Having closely studied this issue, LREM (En Marche) representative and famous mathematician, Cédric Villani, says that “this is not just a scientific and technological issue, it is also a highly political one, involving national sovereignty and the leverage that such scientific and technological research has on the economy”. This says it all. It is up to Europe and France to decide the relevant areas on which to focus their efforts. Alongside the not insignificant commercial and technological issues, the notion of sovereignty is still key. Europe has truly woken up in recent years, launching the Galileo satellite radio navigation programme that will free Europeans from the shackles of America’s GPS system and give them independence from the United States. Galileo helps make Europe a safer, more secure place and projects a stronger Europe onto the world stage. “Sovereign access to space comes at a cost, one that must be shared more equally among Europeans”, explains Defence Minister, Florence Parly, in her response to the Court of Auditors’ report on Europe’s space launcher policy. Europeans need a powerful Europe to preserve their expertise, jobs and independence. This comes at a price, particularly in the space sector. As pragmatic as ever, the United States understood this a long time ago and has built up a considerable competitive advantage in the field. Commanding the highest civil space budget in the world (NASA with $19.5 billion in 2018 versus the European Space Agency’s $5.6 billion), it provides its launchers with a captive market sustained through public procurement. This enables US operators like SpaceX to offer very low prices on the commercial market and inflict serious damage to its competitors, particularly in Europe. “SpaceX’s success is down to overwhelming financial support from the US Government through public procurement, and its successful industrial and technological choices”, explains the Court of Auditors in its report on space launcher policy. In 1974, since France and Europe had no space launchers, they had to ask the United States to put Symphonie, the old continent’s first telecoms satellite, into orbit. Washington accepted on one condition: the satellite could not be for used for commercial purposes. Europe then realised that a launcher was a sovereign vehicle because, without one, it would be at the mercy of countries that controlled access to space. Such a strategic interest was particularly important to France, with close synergies between its civil space sector and nuclear deterrent activities. Ariane launch vehicles and ballistic missiles are made in the same design offices and production plants.

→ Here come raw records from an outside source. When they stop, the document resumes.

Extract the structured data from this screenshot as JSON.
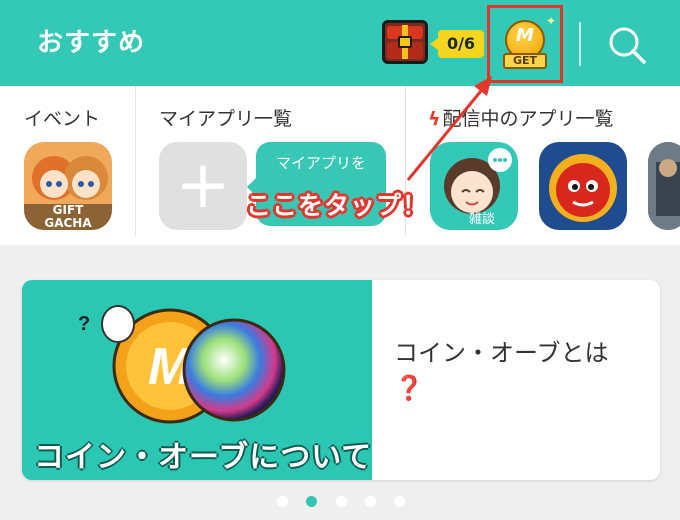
{
  "header": {
    "title": "おすすめ",
    "mission_counter": "0/6",
    "coin_get_label": "GET",
    "coin_letter": "M"
  },
  "sections": [
    {
      "title": "イベント",
      "app_label": "GIFT GACHA"
    },
    {
      "title": "マイアプリ一覧",
      "bubble_text": "マイアプリを"
    },
    {
      "title": "配信中のアプリ一覧",
      "first_app_label": "雑談"
    }
  ],
  "annotation": {
    "callout": "ここをタップ！",
    "color": "#e2362c"
  },
  "banner": {
    "image_caption": "コイン・オーブについて",
    "title": "コイン・オーブとは",
    "question_mark": "❓"
  },
  "carousel": {
    "count": 5,
    "active_index": 1
  },
  "colors": {
    "accent": "#34c9b6",
    "highlight": "#e0342c",
    "badge": "#f4d51f"
  }
}
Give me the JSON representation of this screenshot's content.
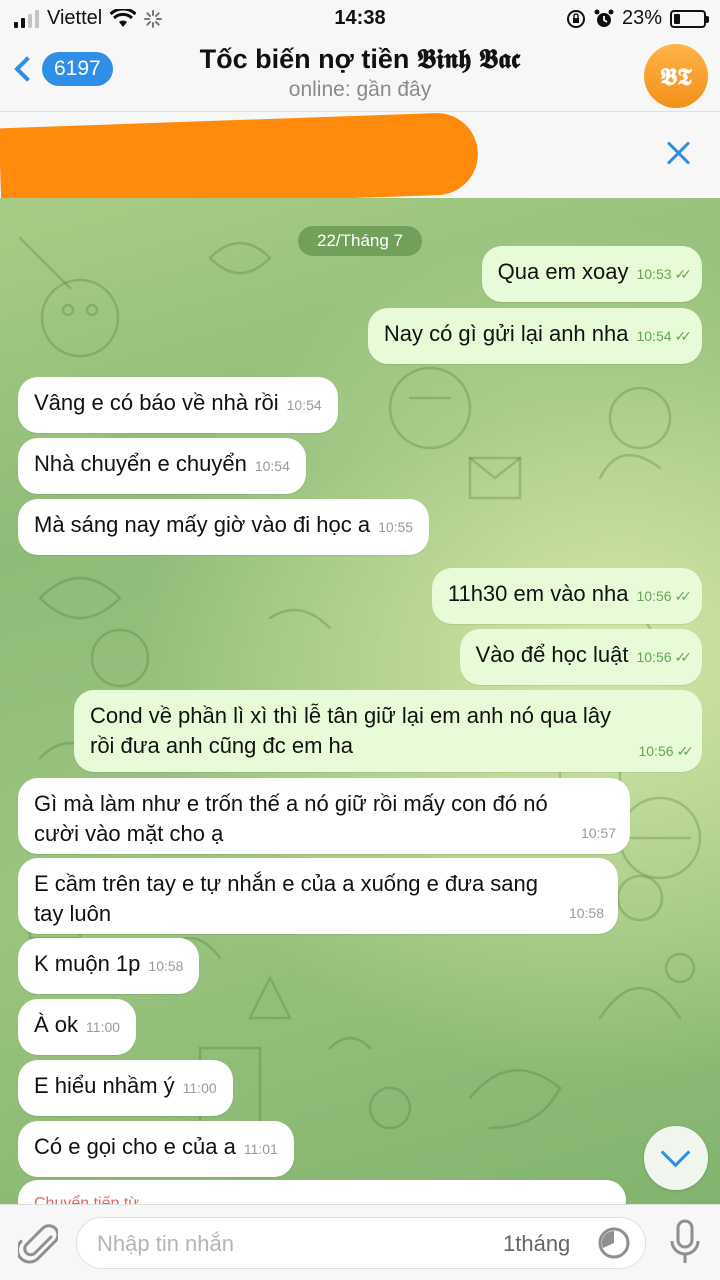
{
  "status": {
    "carrier": "Viettel",
    "time": "14:38",
    "battery": "23%",
    "battery_level": 0.23,
    "signal_bars": 2
  },
  "header": {
    "unread_count": "6197",
    "title": "Tốc biến nợ tiền 𝕭𝖎𝖓𝖍 𝕭𝖆𝖈",
    "subtitle": "online: gần đây",
    "avatar_initials": "𝕭𝕿"
  },
  "chat": {
    "date_label": "22/Tháng 7",
    "messages": [
      {
        "dir": "out",
        "text": "Qua em xoay",
        "time": "10:53"
      },
      {
        "dir": "out",
        "text": "Nay có gì gửi lại anh nha",
        "time": "10:54"
      },
      {
        "dir": "in",
        "text": "Vâng e có báo về nhà rồi",
        "time": "10:54"
      },
      {
        "dir": "in",
        "text": "Nhà chuyển e chuyển",
        "time": "10:54"
      },
      {
        "dir": "in",
        "text": "Mà sáng nay mấy giờ vào đi học a",
        "time": "10:55"
      },
      {
        "dir": "out",
        "text": "11h30 em vào nha",
        "time": "10:56"
      },
      {
        "dir": "out",
        "text": "Vào để học luật",
        "time": "10:56"
      },
      {
        "dir": "out",
        "line1": "Cond về phần lì xì thì lễ tân giữ lại em anh nó qua lây",
        "line2": "rồi đưa anh cũng đc em ha",
        "time": "10:56"
      },
      {
        "dir": "in",
        "line1": "Gì mà làm như e trốn thế a nó giữ rồi mấy con đó nó",
        "line2": "cười vào mặt cho ạ",
        "time": "10:57"
      },
      {
        "dir": "in",
        "line1": "E cầm trên tay e tự nhắn e của a xuống e đưa sang",
        "line2": "tay luôn",
        "time": "10:58"
      },
      {
        "dir": "in",
        "text": "K muộn 1p",
        "time": "10:58"
      },
      {
        "dir": "in",
        "text": "À ok",
        "time": "11:00"
      },
      {
        "dir": "in",
        "text": "E hiểu nhầm ý",
        "time": "11:00"
      },
      {
        "dir": "in",
        "text": "Có e gọi cho e của a",
        "time": "11:01"
      }
    ],
    "partial_forward_label": "Chuyển tiếp từ"
  },
  "input": {
    "placeholder": "Nhập tin nhắn",
    "timer_label": "1tháng"
  },
  "colors": {
    "accent": "#2f8ee6",
    "outgoing_bubble": "#e8fbd9",
    "incoming_bubble": "#ffffff",
    "chat_bg": "#9cc47f",
    "redaction": "#ff8a0c"
  }
}
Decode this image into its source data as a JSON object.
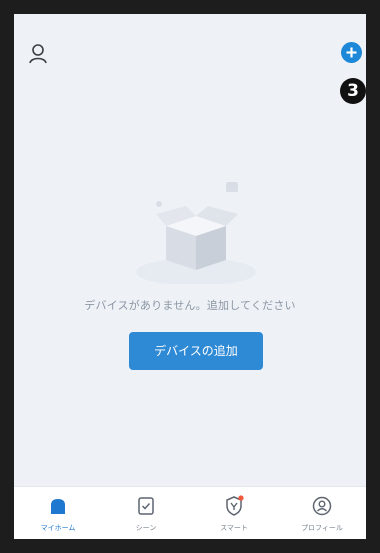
{
  "header": {
    "profile_icon": "person-outline-icon",
    "add_icon": "plus-circle-icon",
    "step_badge": "3",
    "accent": "#1e88d8"
  },
  "empty_state": {
    "illustration": "empty-box-icon",
    "message": "デバイスがありません。追加してください",
    "button_label": "デバイスの追加",
    "button_color": "#2f8ad6"
  },
  "tabs": [
    {
      "label": "マイホーム",
      "icon": "home-icon",
      "active": true
    },
    {
      "label": "シーン",
      "icon": "scene-checkbox-icon",
      "active": false
    },
    {
      "label": "スマート",
      "icon": "smart-shield-icon",
      "active": false
    },
    {
      "label": "プロフィール",
      "icon": "profile-circle-icon",
      "active": false
    }
  ]
}
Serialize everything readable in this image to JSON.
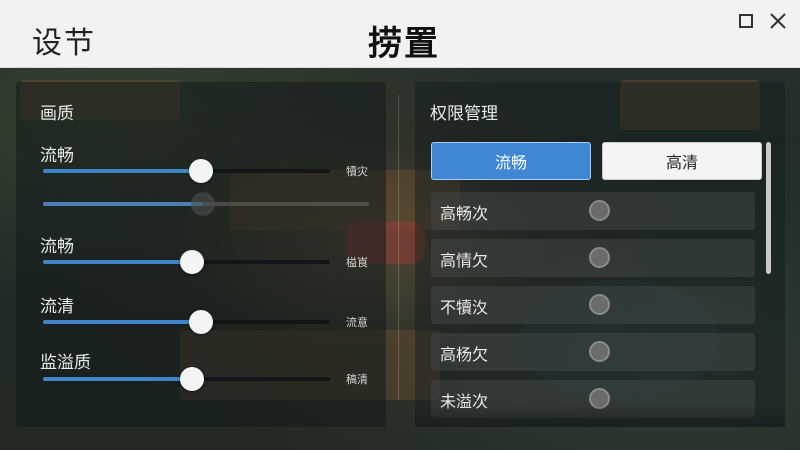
{
  "header": {
    "title_left": "设节",
    "title_center": "捞置"
  },
  "icons": {
    "maximize": "maximize-icon",
    "close": "close-icon"
  },
  "colors": {
    "accent": "#3f84c9",
    "header_bg": "#f2f2f2",
    "active_button": "#3f86d4"
  },
  "left_panel": {
    "section_title": "画质",
    "sliders": [
      {
        "label": "流畅",
        "end_label": "犢灾",
        "value": 0.55
      },
      {
        "label": "",
        "end_label": "",
        "value": 0.49,
        "secondary": true
      },
      {
        "label": "流畅",
        "end_label": "榏崀",
        "value": 0.52
      },
      {
        "label": "流清",
        "end_label": "流意",
        "value": 0.55
      },
      {
        "label": "监溢质",
        "end_label": "稿清",
        "value": 0.52
      }
    ]
  },
  "right_panel": {
    "section_title": "权限管理",
    "mode_buttons": [
      {
        "label": "流畅",
        "active": true
      },
      {
        "label": "高清",
        "active": false
      }
    ],
    "options": [
      {
        "label": "高畅次"
      },
      {
        "label": "高情欠"
      },
      {
        "label": "不犢汷"
      },
      {
        "label": "高杨欠"
      },
      {
        "label": "未溢次"
      }
    ]
  }
}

“If we abandon our launchers, we will find ourselves in an unbearable situation of dependency across Europe: what will stop our Chinese, Russian and American friends from concocting exorbitant prices, ultimately sabotaging all of our industry in this field?”, Cédric Villani asks. Both institutional and commercial satellites are launched. Institutional satellites are not usually open to competition because of the technical interfaces between launchers and satellites. A sovereign launcher is essential to protect against the risk of a foreign power, commissioned to carry out a launch, restricting the use of a satellite or intercepting its data. This is why, in spite of some technological gaps with interim launcher Ariane 6, Europe must have sovereign access to space to launch its institutional satellites. The “Buy European Act” is also a strategy akin to that of the United States, and yet we see that this year and next, SpaceX is set to launch the three SARah reconnaissance satellites used by the German Army...
THE COURT OF AUDITORS